Craving a little green? Loose Park is calling your name. A major site for the Battle of Westport during the Civil War (check out the cannons at the south edge), the park was opened in 1927 in honor of local businessman Jacob Loose. Today it’s a beautiful escape to nature with 75 acres of rolling lawns and shady tree alcoves. Stroll by the koi and duck pond, through clusters of massive oaks and maples, and over to the charming rose garden. Dating back to 1931, the rose garden is home to about 4000 roses of 168 varieties. With beautiful blossoms in spring and vibrant colors in fall, the park is perfect for a walk, a dog frolic, a picnic, or simply a breath of nature in the city.
There’s no doubt about it: Kansas City is a jazzy town — literally.

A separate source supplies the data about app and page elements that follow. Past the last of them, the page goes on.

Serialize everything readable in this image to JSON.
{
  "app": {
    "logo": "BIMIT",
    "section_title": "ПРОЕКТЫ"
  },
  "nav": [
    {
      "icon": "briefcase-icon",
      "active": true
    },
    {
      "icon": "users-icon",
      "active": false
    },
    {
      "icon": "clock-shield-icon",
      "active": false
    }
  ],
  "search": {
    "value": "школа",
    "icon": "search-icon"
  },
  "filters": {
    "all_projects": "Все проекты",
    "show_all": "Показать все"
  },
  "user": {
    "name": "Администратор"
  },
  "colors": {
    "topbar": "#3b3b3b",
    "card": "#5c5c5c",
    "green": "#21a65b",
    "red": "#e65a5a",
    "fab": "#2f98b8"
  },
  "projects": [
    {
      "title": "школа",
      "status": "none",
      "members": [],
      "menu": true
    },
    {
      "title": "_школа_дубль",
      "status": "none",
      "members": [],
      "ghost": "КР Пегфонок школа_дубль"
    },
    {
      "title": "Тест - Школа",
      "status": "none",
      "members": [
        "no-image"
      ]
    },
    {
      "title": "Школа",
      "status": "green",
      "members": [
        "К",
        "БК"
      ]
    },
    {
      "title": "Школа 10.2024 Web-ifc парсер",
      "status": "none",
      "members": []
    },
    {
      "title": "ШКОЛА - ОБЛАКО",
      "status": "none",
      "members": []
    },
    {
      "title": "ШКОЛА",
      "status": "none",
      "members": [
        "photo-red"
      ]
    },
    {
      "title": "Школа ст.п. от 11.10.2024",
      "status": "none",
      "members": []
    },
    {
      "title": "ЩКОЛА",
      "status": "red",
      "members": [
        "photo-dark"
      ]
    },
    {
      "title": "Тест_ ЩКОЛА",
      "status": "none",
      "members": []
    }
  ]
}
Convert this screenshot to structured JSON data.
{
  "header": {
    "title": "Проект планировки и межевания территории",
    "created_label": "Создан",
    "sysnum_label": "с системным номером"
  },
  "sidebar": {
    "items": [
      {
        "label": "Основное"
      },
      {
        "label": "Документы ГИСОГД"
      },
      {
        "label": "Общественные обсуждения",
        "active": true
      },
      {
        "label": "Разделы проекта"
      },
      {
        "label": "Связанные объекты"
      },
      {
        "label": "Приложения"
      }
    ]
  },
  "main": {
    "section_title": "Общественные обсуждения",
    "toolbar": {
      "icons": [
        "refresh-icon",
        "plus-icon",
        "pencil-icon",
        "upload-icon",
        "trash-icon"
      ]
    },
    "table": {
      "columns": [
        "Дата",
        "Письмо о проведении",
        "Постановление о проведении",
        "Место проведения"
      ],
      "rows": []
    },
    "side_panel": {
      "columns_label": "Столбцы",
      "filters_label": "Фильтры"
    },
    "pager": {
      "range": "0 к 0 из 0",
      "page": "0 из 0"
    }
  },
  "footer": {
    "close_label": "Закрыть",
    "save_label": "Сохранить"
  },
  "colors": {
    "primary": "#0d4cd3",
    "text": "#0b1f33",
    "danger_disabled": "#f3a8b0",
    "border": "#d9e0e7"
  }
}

The city has a rich jazz and blues legacy dating back to the 1920s and ’30s. Once a hub for vibrant jazz, blues, and ragtime music, KC was home to a thriving scene of dance halls, cabarets, and speakeasies, largely thanks to the workings of political boss Tom Pendergast in the 1930s (let’s just say he wasn’t a big fan of Prohibition). Such was the nightlife scene, in fact, that it earned KC the nickname “Paris of the Plains.” The roaring ’20s and ’30s may be long over, but luckily the jazz scene is still alive and well today. The Phoenix jazz club has a storied (and slightly sordid) history starting in the flourishing Garment District in 1888. Originally a hotel (rumored to be a bordello), the historic brick building housed a speakeasy-style saloon on the first floor and the “hotel” on the second. Today the club hosts local live music and serves down-home tasty eats. Behind a mural of jazz greats, grab a drink and slip into the vibes of KC’s melodic, colorful past and present.
A newer addition to the Kansas City skyline, the Kauffman is quickly becoming one of the city’s most iconic landmarks. The fanning modernistic domes rise on the horizon, lighting brilliantly at night to welcome visitors to world-class performances from the Kansas City Symphony, the Kansas City Ballet, the Lyric Opera, and more. If you’re looking for a little sophisticated arts and culture, the Kauffman has you covered. Or if slightly lighter fare is more up your alley — live symphony-accompanied Harry Potter screening, anyone? — they have that, too. And while the building itself is stunning, the real gem (aside from the performances, of course) is the incredible panoramic view of the city from the glass front of the theater.